To understand what devotion is and what devotions are in the Modern Age, it is useful to go back to the Latin origin of the notion of «devotion», to what «devotio» was in Rome. Émile Benveniste devoted an entire chapter of his book on European institutions to «voto», «votum», «voveo». Going back to the Indo-European root «weghw» it is possible to find a double meaning relative to the thing that is the object of the solemn vow and to the guarantee requested in exchange for the «devotion»; and «devoveo», «devotio», designate the act of formulating a vow, of consecrating something to a god, and therefore at the same time something that one commits oneself to fulfill and that which one wishes to obtain in exchange from the deity. While we should not have a fetishistic conception of etymology, as if the materiality of a root contained a meaning capable of circulating through the centuries and transformations, we must not forget this double meaning of «devotion».
St. Thomas’ definition puts us on the track of the devotions that developed in the seventeenth century. The Summa, in fact, makes devotion an act of the virtue of religion; through devotion, man offers his will to God because, according to St. Thomas, the intelligence is consecrated to the service of God through prayer, the will through devotion and the body through adoration.
The writers of Saint-Nicolas du Chardonnet make denouncing false devotion one of the commonplaces of their spirituality; thus, Bourdoise writes: «Never had one seen so much devotion and so little Christianity. […] I have not yet seen any devotion that does not combat any obligation». Bourdoise criticizes not only «worldly» devotions, but all devotion, insofar as it is chosen, insofar as it is private and insofar as it competes with the liturgy, the office of the Church. Claude Fleury says essentially the same thing: «Devotion can only be superficial when it is not based on solid principles. […] It can never be too much to strive to preserve uniformity and to prevent the itch for new and singular devotions. This is what Claude Joly also wrote years before to Cardinal Bona: «The Church is governed by tradition, not by devotion; devotion can err, tradition never».
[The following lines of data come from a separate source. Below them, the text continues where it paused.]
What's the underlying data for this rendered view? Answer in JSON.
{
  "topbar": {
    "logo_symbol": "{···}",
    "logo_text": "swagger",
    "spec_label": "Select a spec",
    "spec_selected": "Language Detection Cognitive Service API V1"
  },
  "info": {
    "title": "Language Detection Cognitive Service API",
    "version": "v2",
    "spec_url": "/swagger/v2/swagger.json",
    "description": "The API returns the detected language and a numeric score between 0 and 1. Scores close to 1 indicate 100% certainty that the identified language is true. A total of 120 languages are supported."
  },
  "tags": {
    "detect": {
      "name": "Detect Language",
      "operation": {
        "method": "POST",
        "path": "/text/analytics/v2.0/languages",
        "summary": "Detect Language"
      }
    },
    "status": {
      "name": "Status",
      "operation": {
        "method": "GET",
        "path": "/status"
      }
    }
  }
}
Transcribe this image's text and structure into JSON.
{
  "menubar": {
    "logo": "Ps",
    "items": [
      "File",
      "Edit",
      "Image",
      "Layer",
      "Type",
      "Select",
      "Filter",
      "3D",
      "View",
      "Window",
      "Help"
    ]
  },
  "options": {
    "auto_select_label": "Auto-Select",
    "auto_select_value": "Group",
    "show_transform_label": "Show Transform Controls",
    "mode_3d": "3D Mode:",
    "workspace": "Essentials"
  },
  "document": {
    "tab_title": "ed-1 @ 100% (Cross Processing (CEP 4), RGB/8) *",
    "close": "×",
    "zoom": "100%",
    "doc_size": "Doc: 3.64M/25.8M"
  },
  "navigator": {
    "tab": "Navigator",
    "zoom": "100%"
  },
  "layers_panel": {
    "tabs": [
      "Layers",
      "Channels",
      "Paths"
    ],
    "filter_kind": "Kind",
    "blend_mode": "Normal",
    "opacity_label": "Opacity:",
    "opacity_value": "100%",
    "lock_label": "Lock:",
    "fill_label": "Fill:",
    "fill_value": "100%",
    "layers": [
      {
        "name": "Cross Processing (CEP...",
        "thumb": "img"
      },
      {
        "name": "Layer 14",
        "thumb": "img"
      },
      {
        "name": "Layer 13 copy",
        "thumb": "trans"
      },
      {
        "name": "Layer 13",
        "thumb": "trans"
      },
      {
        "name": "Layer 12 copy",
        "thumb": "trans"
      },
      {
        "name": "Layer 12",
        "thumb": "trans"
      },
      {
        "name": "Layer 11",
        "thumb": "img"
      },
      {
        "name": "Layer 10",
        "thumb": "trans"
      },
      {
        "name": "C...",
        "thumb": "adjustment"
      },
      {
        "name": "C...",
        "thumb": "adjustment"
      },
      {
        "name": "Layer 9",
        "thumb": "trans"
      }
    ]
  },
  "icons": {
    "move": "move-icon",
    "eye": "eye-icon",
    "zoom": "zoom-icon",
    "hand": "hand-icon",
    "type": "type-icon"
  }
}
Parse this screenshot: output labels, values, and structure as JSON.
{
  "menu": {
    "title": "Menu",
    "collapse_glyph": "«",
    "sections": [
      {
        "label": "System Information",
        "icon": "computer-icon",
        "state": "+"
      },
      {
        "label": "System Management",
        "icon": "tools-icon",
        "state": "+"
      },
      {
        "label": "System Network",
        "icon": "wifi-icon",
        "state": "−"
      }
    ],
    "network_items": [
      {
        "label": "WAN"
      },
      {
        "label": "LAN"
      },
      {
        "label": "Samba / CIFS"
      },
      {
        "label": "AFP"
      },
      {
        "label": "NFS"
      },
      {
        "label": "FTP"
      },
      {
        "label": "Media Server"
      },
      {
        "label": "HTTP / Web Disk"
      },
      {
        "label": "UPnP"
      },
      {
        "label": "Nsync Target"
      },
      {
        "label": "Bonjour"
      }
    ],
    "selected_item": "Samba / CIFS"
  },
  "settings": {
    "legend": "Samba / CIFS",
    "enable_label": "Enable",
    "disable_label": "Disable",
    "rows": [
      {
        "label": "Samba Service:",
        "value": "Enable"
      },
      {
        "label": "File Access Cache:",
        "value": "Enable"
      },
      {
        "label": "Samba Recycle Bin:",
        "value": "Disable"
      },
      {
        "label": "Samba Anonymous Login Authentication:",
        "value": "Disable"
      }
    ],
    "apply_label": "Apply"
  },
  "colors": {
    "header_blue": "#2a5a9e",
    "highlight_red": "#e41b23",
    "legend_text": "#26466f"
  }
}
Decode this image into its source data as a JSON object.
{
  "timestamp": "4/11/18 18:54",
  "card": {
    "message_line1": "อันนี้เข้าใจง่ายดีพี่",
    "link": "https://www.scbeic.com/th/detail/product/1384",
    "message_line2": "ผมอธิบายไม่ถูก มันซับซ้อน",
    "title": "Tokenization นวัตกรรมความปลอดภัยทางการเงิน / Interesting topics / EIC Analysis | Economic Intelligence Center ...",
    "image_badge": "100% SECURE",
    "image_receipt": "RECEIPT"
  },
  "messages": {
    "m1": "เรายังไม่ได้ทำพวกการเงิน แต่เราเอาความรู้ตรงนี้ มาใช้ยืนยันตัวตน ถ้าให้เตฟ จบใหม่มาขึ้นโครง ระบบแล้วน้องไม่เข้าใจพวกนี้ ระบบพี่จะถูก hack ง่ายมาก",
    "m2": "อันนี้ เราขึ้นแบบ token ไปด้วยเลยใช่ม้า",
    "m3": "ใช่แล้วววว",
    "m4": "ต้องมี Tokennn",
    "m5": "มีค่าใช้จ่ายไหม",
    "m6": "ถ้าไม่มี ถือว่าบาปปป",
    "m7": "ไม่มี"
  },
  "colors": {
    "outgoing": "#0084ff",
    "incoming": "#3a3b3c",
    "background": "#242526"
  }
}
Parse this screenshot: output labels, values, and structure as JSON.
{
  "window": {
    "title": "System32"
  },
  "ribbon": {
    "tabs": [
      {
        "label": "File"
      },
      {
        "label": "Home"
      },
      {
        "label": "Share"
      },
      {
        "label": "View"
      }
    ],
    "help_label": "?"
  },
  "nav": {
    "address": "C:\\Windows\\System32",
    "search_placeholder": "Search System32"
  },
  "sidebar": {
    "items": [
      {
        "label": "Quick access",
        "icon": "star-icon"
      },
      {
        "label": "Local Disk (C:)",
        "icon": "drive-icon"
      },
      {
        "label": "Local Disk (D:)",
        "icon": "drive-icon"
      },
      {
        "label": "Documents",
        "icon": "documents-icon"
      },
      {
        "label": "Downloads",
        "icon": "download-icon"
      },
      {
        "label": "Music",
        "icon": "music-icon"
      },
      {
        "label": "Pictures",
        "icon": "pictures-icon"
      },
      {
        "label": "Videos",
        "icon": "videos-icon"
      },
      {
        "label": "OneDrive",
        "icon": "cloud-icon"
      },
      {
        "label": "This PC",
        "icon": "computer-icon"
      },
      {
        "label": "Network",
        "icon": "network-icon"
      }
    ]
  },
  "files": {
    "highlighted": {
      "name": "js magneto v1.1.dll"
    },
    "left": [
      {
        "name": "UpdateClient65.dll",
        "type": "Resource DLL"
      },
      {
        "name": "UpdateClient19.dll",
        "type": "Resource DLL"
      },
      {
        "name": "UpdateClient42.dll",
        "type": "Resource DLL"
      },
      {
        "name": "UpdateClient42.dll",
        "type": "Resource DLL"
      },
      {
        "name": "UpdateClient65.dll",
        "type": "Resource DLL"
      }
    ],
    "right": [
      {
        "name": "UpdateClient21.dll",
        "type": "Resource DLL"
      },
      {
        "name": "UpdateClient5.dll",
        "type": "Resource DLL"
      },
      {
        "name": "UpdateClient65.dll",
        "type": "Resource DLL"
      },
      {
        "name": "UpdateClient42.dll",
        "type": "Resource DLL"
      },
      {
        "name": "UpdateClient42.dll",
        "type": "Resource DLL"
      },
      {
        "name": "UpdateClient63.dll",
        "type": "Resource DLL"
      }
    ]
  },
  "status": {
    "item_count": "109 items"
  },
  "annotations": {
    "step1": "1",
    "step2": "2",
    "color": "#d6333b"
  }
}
I invite everyone to read Matthias’ post on the topic of the day.